Opener “Trees” packs Keith’s esoteric, bizarre lyrics (“Trees may be extinct like the elephants,” “Carbon dioxide comin’ out to you,” etc.) into a track of vintage synths and syncopated blips that sounds an awful lot like Madonna’s “Music.” Everything sounds great, but it isn’t particularly distinctive. The Return is more successful when it embraces its tone of familiarity: DJ Dexter of the Avalanches guests on “Ants,” a turntable-driven sound collage with a four-on-the-floor tempo to put Sean Paul to shame. The awesome “Al Green” deconstructs Off the Wall-style basslines with multiple tracks of Keith’s lyrics—in this case, gripes about haters who think they’re Al Green, Tracy Chapman, or from Pakistan—inverted upon one another, sounding less like a new track and more like a remix. Even tracks with easily traced influences are still abrasive in their inventiveness, but as is the case for much of the album, this isn’t Kool Keith/Doc Ock’s inventiveness—it’s One Watt Sun’s. No harm no foul, I suppose, but The Return seems like false advertising.
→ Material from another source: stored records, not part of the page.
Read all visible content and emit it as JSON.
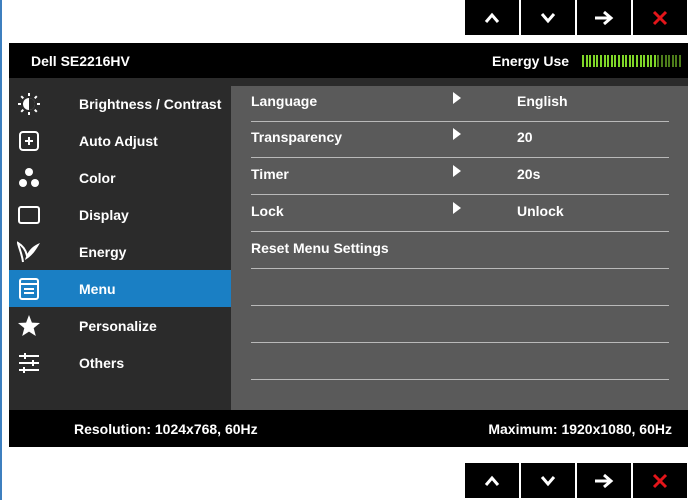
{
  "nav_buttons": [
    {
      "name": "up-button",
      "icon": "chevron-up-icon"
    },
    {
      "name": "down-button",
      "icon": "chevron-down-icon"
    },
    {
      "name": "enter-button",
      "icon": "arrow-right-icon"
    },
    {
      "name": "exit-button",
      "icon": "close-icon"
    }
  ],
  "colors": {
    "accent": "#1a7fc4",
    "close": "#e3151a",
    "energy_on": "#7fd628",
    "energy_off": "#4d7d1a"
  },
  "title_bar": {
    "model": "Dell SE2216HV",
    "energy_label": "Energy Use",
    "energy_level": 0.75
  },
  "sidebar": {
    "items": [
      {
        "label": "Brightness / Contrast",
        "icon": "brightness-icon",
        "active": false
      },
      {
        "label": "Auto Adjust",
        "icon": "auto-adjust-icon",
        "active": false
      },
      {
        "label": "Color",
        "icon": "color-icon",
        "active": false
      },
      {
        "label": "Display",
        "icon": "display-icon",
        "active": false
      },
      {
        "label": "Energy",
        "icon": "energy-leaf-icon",
        "active": false
      },
      {
        "label": "Menu",
        "icon": "menu-icon",
        "active": true
      },
      {
        "label": "Personalize",
        "icon": "star-icon",
        "active": false
      },
      {
        "label": "Others",
        "icon": "sliders-icon",
        "active": false
      }
    ]
  },
  "menu_rows": [
    {
      "label": "Language",
      "value": "English",
      "has_arrow": true
    },
    {
      "label": "Transparency",
      "value": "20",
      "has_arrow": true
    },
    {
      "label": "Timer",
      "value": "20s",
      "has_arrow": true
    },
    {
      "label": "Lock",
      "value": "Unlock",
      "has_arrow": true
    },
    {
      "label": "Reset Menu Settings",
      "value": "",
      "has_arrow": false
    },
    {
      "label": "",
      "value": "",
      "has_arrow": false
    },
    {
      "label": "",
      "value": "",
      "has_arrow": false
    },
    {
      "label": "",
      "value": "",
      "has_arrow": false
    }
  ],
  "footer": {
    "resolution": "Resolution: 1024x768, 60Hz",
    "maximum": "Maximum: 1920x1080, 60Hz"
  }
}
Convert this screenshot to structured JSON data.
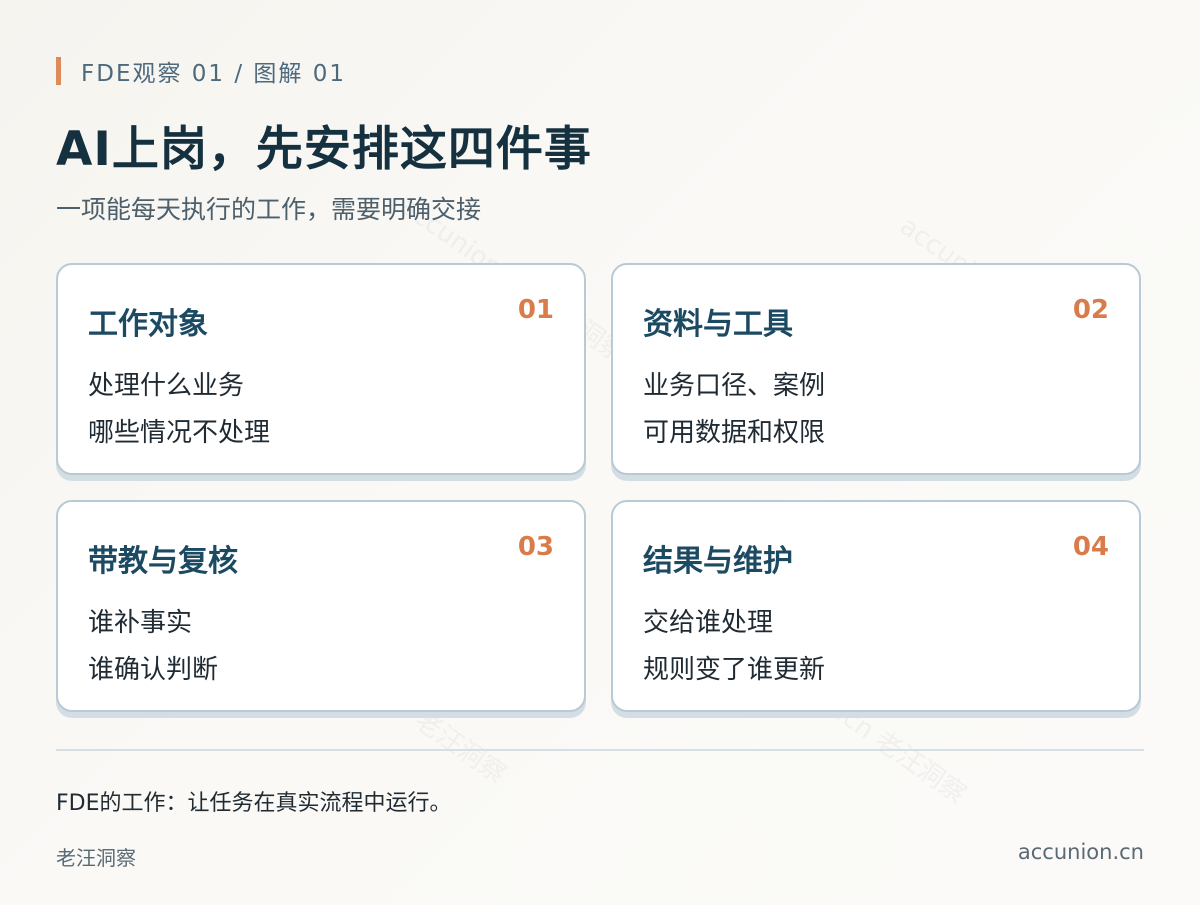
{
  "header": {
    "eyebrow": "FDE观察 01 / 图解 01",
    "title": "AI上岗，先安排这四件事",
    "subtitle": "一项能每天执行的工作，需要明确交接"
  },
  "cards": [
    {
      "title": "工作对象",
      "number": "01",
      "lines": [
        "处理什么业务",
        "哪些情况不处理"
      ]
    },
    {
      "title": "资料与工具",
      "number": "02",
      "lines": [
        "业务口径、案例",
        "可用数据和权限"
      ]
    },
    {
      "title": "带教与复核",
      "number": "03",
      "lines": [
        "谁补事实",
        "谁确认判断"
      ]
    },
    {
      "title": "结果与维护",
      "number": "04",
      "lines": [
        "交给谁处理",
        "规则变了谁更新"
      ]
    }
  ],
  "footer": {
    "note": "FDE的工作：让任务在真实流程中运行。",
    "brand": "老汪洞察",
    "site": "accunion.cn"
  },
  "watermark": {
    "text": "accunion.cn 老汪洞察"
  },
  "colors": {
    "accent": "#e08a5a",
    "number": "#d97b4a",
    "card_title": "#1c4a62",
    "title": "#15303f",
    "card_border": "#b9cad4"
  }
}
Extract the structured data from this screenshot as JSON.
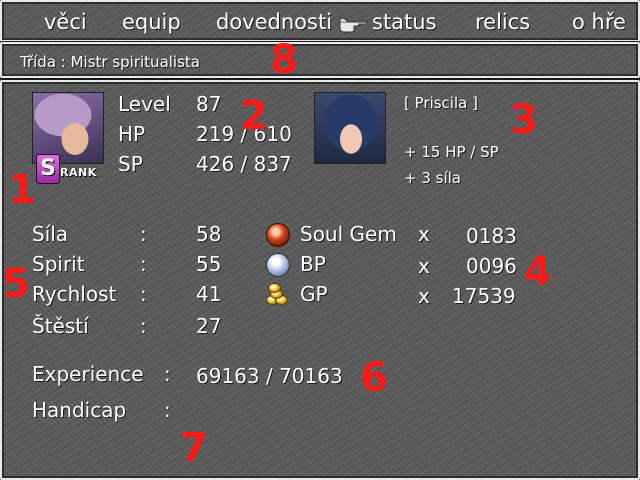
{
  "menu": {
    "items": [
      "věci",
      "equip",
      "dovednosti",
      "status",
      "relics",
      "o hře"
    ],
    "selected": "status",
    "cursor_icon": "pointing-hand-icon"
  },
  "class_bar": {
    "text": "Třída : Mistr spiritualista"
  },
  "character": {
    "rank_letter": "S",
    "rank_label": "RANK",
    "level_label": "Level",
    "level_value": "87",
    "hp_label": "HP",
    "hp_value": "219 / 610",
    "sp_label": "SP",
    "sp_value": "426 / 837"
  },
  "ally": {
    "name": "[ Priscila ]",
    "bonus_1": "+ 15 HP / SP",
    "bonus_2": "+ 3 síla"
  },
  "attributes": [
    {
      "label": "Síla",
      "sep": ":",
      "value": "58"
    },
    {
      "label": "Spirit",
      "sep": ":",
      "value": "55"
    },
    {
      "label": "Rychlost",
      "sep": ":",
      "value": "41"
    },
    {
      "label": "Štěstí",
      "sep": ":",
      "value": "27"
    }
  ],
  "inventory": [
    {
      "name": "Soul Gem",
      "x": "x",
      "count": "0183",
      "icon": "soul-gem-icon"
    },
    {
      "name": "BP",
      "x": "x",
      "count": "0096",
      "icon": "bp-orb-icon"
    },
    {
      "name": "GP",
      "x": "x",
      "count": "17539",
      "icon": "gold-coins-icon"
    }
  ],
  "experience": {
    "label": "Experience",
    "sep": ":",
    "value": "69163 / 70163"
  },
  "handicap": {
    "label": "Handicap",
    "sep": ":",
    "value": ""
  },
  "markers": [
    "1",
    "2",
    "3",
    "4",
    "5",
    "6",
    "7",
    "8"
  ],
  "colors": {
    "marker": "#ff1a1a",
    "panel": "#5a5a5a",
    "border": "#e8e8e8",
    "text": "#ffffff"
  }
}
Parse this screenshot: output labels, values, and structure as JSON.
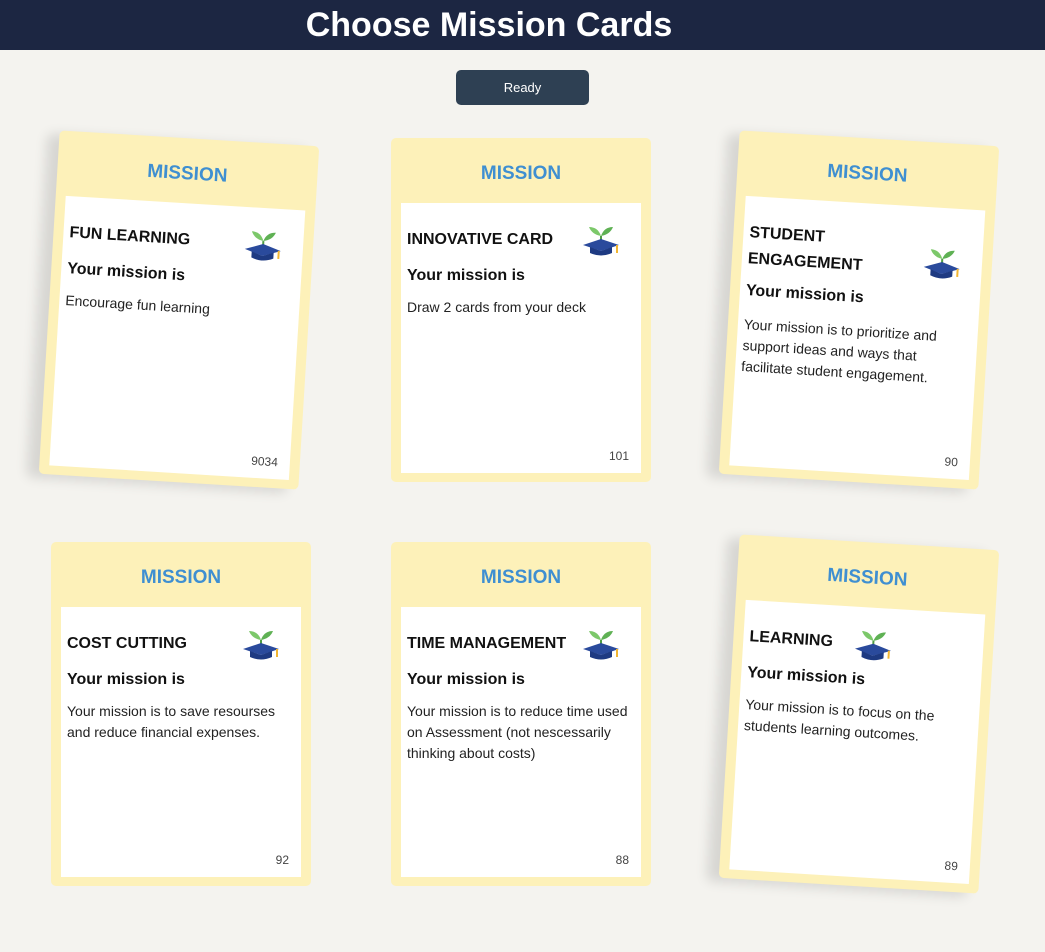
{
  "header": {
    "title": "Choose Mission Cards"
  },
  "ready_button": {
    "label": "Ready"
  },
  "cards": [
    {
      "heading": "MISSION",
      "title": "FUN LEARNING",
      "subtitle": "Your mission is",
      "description": "Encourage fun learning",
      "number": "9034",
      "icon": "graduation-cap-sprout-icon"
    },
    {
      "heading": "MISSION",
      "title": "INNOVATIVE CARD",
      "subtitle": "Your mission is",
      "description": "Draw 2 cards from your deck",
      "number": "101",
      "icon": "graduation-cap-sprout-icon"
    },
    {
      "heading": "MISSION",
      "title": "STUDENT ENGAGEMENT",
      "subtitle": "Your mission is",
      "description": "Your mission is to prioritize and support ideas and ways that facilitate student engagement.",
      "number": "90",
      "icon": "graduation-cap-sprout-icon"
    },
    {
      "heading": "MISSION",
      "title": "COST CUTTING",
      "subtitle": "Your mission is",
      "description": "Your mission is to save resourses and reduce financial expenses.",
      "number": "92",
      "icon": "graduation-cap-sprout-icon"
    },
    {
      "heading": "MISSION",
      "title": "TIME MANAGEMENT",
      "subtitle": "Your mission is",
      "description": "Your mission is to reduce time used on Assessment (not nescessarily thinking about costs)",
      "number": "88",
      "icon": "graduation-cap-sprout-icon"
    },
    {
      "heading": "MISSION",
      "title": "LEARNING",
      "subtitle": "Your mission is",
      "description": "Your mission is to focus on the students learning outcomes.",
      "number": "89",
      "icon": "graduation-cap-sprout-icon"
    }
  ],
  "colors": {
    "header_bg": "#1c2642",
    "page_bg": "#f4f3ef",
    "card_bg": "#fdf1b9",
    "heading_blue": "#3f8fd1",
    "button_bg": "#2e4053"
  }
}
The strangest track here is, without question, “A Gorilla Driving A Pick-Up Truck,” which pairs One Watt Sun’s laser sound effects and Eurotrash beats with a grumbled monologue and dusty blues riff straight out of Tom Waits’s Bone Machine. I doubt even Waits could grant “A Gorilla Driving A Pick-Up Truck” the solemnity that Keith is aiming for—the lyrics are about exactly what you think they’re about—but it’s still the only real challenge here. Allegedly, Keith was committed to Bellevue years ago, and some listeners may seek an exploitative Daniel Johnston/Wesley Willis/that guy from Thirteenth Floor Elevators-type listen. But “Gorilla” may be less a depiction of mental illness than a brave marriage of “white” and “black” music—although, then again, it’s probably just supposed to be fucking funny.

Release Date
June 28, 2006
OCD International